In William Shakespeare’s The Tragedy of Macbeth, Shakespeare introduces us to a man on a mission to assassinate the reigning king of Scotland, King Duncan. Through King Duncan, Shakespeare reveals Macbeth’s crude and unfiltered nature while capturing every second of Macbeth’s sadistic plan. With the use of paradox, internal character struggles, and the idea of fate, Shakespeare provides insight on what madness Macbeth created and the effect his madness has on other characters. Through the use of paradox in the play, minor details guide the path of the story to the very end. Without the use of paradox throughout the play, the play would not make any sense at all.
The witches told Macbeth that his prophecy was to become king. They had also told Banquo that his descendant will take the throne later on. In Act III, Banquo said, “Thou played’st most foully for ’t..” meaning that Macbeth has murdered Duncan to become king. The witches told Macbeth that he will become king, So he tried to force it. Banquo
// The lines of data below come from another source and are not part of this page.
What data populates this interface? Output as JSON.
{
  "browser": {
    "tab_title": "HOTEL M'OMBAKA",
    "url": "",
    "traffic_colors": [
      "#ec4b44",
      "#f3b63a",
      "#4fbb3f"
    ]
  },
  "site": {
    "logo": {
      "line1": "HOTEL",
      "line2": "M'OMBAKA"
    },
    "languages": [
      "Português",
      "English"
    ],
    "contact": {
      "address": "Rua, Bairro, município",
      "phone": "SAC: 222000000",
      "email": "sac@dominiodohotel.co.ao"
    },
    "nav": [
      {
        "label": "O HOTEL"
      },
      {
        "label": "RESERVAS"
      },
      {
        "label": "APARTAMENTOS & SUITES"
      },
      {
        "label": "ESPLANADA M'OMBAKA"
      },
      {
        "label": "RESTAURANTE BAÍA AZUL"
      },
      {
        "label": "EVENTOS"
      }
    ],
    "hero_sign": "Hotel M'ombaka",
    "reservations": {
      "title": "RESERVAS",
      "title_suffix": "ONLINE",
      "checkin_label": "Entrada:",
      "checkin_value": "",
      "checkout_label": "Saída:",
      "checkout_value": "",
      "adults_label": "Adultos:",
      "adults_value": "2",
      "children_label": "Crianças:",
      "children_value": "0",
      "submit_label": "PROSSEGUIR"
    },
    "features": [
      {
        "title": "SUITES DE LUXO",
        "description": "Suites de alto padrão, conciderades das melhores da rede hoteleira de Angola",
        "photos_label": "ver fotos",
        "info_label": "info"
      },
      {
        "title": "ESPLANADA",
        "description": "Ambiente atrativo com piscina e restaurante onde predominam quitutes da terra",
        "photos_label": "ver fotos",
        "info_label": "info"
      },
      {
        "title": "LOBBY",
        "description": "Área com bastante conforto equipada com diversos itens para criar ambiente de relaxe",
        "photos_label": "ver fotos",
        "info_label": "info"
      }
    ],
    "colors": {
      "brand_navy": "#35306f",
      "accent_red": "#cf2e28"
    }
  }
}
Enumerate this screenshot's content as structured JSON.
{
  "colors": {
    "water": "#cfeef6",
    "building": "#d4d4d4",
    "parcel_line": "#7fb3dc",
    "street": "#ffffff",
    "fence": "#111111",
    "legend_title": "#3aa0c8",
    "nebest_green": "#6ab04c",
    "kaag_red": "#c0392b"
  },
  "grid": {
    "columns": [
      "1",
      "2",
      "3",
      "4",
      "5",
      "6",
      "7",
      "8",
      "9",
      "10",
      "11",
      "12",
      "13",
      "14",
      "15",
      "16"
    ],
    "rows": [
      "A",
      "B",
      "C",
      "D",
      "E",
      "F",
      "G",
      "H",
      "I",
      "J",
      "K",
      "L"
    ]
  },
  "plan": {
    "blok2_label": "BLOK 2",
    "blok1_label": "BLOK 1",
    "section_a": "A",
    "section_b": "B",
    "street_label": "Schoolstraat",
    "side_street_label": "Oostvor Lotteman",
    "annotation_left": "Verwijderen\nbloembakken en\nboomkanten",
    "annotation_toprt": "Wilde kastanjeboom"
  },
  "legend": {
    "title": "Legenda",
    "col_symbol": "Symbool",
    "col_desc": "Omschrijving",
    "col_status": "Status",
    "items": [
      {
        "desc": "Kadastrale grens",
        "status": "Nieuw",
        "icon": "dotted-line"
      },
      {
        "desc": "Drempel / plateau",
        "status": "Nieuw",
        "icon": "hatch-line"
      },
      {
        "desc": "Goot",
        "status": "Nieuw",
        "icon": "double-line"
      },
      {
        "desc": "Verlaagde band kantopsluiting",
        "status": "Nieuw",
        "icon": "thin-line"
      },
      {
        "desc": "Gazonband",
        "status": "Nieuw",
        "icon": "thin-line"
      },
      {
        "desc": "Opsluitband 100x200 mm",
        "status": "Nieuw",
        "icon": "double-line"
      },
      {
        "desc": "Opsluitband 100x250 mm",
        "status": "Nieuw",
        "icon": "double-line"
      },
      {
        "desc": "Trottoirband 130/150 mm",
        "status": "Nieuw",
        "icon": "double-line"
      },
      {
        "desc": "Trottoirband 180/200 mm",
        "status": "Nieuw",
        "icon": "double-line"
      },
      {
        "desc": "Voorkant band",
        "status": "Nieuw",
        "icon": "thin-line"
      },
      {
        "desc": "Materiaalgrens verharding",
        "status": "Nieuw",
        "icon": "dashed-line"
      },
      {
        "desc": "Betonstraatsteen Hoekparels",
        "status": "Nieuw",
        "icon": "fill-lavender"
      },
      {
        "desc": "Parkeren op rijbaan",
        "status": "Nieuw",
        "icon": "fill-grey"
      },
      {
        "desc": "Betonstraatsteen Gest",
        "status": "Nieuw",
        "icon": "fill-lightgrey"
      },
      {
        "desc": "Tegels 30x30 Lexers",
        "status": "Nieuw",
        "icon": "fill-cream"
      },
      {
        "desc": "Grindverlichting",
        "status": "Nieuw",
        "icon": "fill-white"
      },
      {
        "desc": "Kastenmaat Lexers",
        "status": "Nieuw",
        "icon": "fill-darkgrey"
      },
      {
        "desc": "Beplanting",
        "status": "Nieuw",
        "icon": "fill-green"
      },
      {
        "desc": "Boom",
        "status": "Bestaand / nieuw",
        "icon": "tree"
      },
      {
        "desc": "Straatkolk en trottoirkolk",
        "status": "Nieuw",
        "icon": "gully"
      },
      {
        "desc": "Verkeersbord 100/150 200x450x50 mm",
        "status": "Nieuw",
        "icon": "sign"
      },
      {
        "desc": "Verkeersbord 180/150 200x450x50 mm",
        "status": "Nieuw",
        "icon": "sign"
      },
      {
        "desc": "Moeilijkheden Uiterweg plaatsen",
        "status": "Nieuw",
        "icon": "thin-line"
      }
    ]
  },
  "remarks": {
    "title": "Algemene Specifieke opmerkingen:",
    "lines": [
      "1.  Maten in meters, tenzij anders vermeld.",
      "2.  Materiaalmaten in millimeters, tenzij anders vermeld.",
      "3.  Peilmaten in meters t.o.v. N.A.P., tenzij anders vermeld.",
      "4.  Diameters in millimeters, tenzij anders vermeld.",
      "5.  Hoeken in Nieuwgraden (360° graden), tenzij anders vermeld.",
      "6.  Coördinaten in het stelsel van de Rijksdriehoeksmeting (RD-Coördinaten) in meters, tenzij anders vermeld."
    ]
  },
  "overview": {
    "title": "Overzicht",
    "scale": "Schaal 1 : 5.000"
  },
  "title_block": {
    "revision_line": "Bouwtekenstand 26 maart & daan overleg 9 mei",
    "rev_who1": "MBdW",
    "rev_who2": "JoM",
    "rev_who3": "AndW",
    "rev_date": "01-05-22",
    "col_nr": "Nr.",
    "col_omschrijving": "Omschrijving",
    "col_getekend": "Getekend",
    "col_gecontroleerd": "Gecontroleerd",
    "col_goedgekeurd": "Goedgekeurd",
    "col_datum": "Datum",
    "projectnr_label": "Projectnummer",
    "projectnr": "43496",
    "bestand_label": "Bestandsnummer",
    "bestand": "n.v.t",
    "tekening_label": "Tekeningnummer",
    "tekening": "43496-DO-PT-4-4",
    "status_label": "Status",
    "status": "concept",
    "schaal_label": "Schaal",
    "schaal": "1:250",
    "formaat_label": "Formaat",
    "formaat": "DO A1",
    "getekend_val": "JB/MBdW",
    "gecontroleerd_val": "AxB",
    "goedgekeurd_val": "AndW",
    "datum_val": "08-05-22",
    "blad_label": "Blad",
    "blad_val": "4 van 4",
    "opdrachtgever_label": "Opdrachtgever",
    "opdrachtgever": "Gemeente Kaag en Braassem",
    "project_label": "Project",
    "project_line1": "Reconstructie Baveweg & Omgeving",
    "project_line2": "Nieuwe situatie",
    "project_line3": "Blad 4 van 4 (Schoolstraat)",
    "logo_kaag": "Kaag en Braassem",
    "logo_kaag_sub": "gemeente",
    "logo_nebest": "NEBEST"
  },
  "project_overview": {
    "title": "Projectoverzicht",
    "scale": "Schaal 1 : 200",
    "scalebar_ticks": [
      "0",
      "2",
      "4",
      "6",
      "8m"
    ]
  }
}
In the play, Macbeth, William Shakespeare uses the theme of the corrupting power of ambition, Macbeth’s character flaws, and the theme of cruelty versus masculinity to show Macbeth’s misdeeds were a direct result of external influences. Throughout the play, Macbeth commits several wrongdoings including, killing King Duncan, his friend Banquo and manipulating others into carrying out his wishes. By appealing to Macbeth’s strong desires to become king, the witches’ prophecies leads Macbeth to commit several murders. Through fueling Macbeth’s inner insecurities, Malcolm prompts Macbeth to irrationally continue wrongdoings. Similarly, Lady Macbeth’s manipulative persona, encourages Macbeth to commit wicked actions.
After Macbeth slaughters King Duncan, he is named king himself and starts to get paranoid about people finding out the truth. Banquo suspects Macbeth of cheating to become king and reminds Macbeth that his own son’s will become king someday when he says, “Thou hast it now: king, Cawdor, Glamis, all, as the weird women promised, and I fear thou played’st most foully for ’t. Yet it was said it should not stand in thy posterity, But that myself should be the root and father of many kings” (Mac.3.1.1-6). Directly after that conversation, Macbeth hires murderers to kill Banquo. This is another murder that Macbeth never would have done if the witches were not to give Macbeth his
She even calls upon the dark spirits to take away her soft womanliness. The Witches use words to spark the deep desire within Macbeth to become king. They prophesize that he will one day become king, but, they also prophesize that although Banquo may not be king himself he will produce a long line of heirs to the throne. Macbeth sees this as a threat and he ultimately ends up murdering Banquo and his family. The Witches words spark the conflict within the play.
Here Macbeth is considering whether life is meaningful. Macbeth’s character changes greatly throughout the play, from a respected thane to a king who people want dead. Macbeth gives in to his ‘vaulting ambition’ and, encouraged by the witches and Lady Macbeth, he murders King Duncan for the power. The guilt from this greatly affects him, he thinks he should carry on this path as he is almost at the